I wanted to find a real-life list I could use to reinforce the last thing I told you about regex. Here is a screen capture from the Pythex regex editor (click for full-size image):
The full data set would be a list of all the basketball players in the NBA that I scraped from somewhere. In the “test string,” I only pasted in nine lines to serve as my test data.
Also, I clicked MULTILINE — very important when you want the regex string to bring back every line that matches your criteria.
Like in class, I want to get only the point guards (indicated by PG). I want to get the complete line for each point guard, so I must make sure the green highlights the entire line.
My regex string:
^ and ending with
$ ensures that I’ll get the complete line.
(.)* means any characters, and any number of characters, except a newline. It is in my string twice — at the beginning, and at the end.
(, PG) means I want those exact four characters, together, in order, to be in the line. Yes, a space is a character. If any line has more than one space between the comma and PG, I won’t get that line.
The green highlighting tells me my regex is good: It has all the point guards and no one else.
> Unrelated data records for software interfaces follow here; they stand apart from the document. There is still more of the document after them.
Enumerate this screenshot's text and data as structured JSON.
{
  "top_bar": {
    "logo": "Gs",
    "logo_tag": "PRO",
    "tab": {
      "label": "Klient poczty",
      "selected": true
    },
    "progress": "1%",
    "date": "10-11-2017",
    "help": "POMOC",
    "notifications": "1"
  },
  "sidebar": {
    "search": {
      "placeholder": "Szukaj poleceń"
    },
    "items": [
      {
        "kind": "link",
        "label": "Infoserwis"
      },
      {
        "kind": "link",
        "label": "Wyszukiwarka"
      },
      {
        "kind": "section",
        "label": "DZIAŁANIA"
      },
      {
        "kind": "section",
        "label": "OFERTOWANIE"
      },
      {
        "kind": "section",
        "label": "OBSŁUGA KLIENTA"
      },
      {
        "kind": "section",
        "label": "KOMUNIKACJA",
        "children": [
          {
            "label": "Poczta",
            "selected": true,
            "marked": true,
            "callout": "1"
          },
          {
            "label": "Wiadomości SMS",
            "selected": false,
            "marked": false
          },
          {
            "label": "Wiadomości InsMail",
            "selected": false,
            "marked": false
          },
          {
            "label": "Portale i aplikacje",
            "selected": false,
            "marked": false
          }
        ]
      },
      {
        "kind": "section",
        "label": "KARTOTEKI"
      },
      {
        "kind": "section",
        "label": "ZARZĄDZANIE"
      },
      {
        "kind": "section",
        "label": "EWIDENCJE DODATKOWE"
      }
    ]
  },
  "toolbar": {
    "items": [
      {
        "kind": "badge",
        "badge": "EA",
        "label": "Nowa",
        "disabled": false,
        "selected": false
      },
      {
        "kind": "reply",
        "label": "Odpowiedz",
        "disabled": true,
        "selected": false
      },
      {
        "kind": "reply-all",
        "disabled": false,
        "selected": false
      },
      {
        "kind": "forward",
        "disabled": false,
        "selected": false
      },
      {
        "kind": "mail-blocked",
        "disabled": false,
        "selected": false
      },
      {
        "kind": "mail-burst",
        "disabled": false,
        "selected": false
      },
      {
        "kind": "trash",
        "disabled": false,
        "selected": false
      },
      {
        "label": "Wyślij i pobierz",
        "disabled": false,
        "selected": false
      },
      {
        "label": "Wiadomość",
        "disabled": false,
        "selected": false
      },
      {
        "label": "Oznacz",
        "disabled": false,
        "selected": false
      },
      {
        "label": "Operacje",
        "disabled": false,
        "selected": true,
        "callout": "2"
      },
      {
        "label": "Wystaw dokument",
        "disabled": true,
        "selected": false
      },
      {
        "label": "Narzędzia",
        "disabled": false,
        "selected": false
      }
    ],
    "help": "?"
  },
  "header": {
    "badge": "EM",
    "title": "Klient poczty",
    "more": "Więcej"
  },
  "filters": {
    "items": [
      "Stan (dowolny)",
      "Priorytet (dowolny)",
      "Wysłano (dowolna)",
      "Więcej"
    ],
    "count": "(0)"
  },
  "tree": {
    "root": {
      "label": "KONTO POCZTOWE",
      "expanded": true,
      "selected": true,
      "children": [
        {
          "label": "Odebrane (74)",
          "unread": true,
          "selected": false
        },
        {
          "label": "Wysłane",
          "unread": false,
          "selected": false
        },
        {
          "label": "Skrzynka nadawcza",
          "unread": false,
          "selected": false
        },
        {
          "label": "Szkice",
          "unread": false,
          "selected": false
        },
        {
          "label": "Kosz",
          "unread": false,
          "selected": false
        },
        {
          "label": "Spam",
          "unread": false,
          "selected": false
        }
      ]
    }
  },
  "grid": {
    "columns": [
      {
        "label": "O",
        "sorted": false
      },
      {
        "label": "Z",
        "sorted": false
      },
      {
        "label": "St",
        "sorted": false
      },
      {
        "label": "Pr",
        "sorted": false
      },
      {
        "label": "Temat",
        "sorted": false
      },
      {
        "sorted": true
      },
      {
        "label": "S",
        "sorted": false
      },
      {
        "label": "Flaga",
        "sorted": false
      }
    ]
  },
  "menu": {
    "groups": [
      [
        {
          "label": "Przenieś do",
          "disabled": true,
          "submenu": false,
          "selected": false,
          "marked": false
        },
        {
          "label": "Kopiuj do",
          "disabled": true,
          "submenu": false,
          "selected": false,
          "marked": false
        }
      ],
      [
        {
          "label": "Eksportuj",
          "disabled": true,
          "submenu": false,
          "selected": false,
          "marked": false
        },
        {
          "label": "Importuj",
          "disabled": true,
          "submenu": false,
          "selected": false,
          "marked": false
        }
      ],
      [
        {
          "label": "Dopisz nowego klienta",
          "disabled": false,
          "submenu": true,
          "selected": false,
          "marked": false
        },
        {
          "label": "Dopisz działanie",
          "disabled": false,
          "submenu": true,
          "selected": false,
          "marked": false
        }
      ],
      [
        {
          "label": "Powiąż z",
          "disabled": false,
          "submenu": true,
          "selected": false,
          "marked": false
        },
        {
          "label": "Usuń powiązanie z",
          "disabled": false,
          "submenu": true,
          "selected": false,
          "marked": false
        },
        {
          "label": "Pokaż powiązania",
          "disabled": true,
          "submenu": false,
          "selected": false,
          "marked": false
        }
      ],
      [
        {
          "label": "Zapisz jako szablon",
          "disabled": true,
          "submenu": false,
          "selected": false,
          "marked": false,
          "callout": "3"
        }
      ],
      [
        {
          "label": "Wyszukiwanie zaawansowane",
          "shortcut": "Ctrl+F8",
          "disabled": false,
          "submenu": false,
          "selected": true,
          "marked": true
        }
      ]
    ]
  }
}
Links to Python regex resources are on the Course Schedule under Week 7.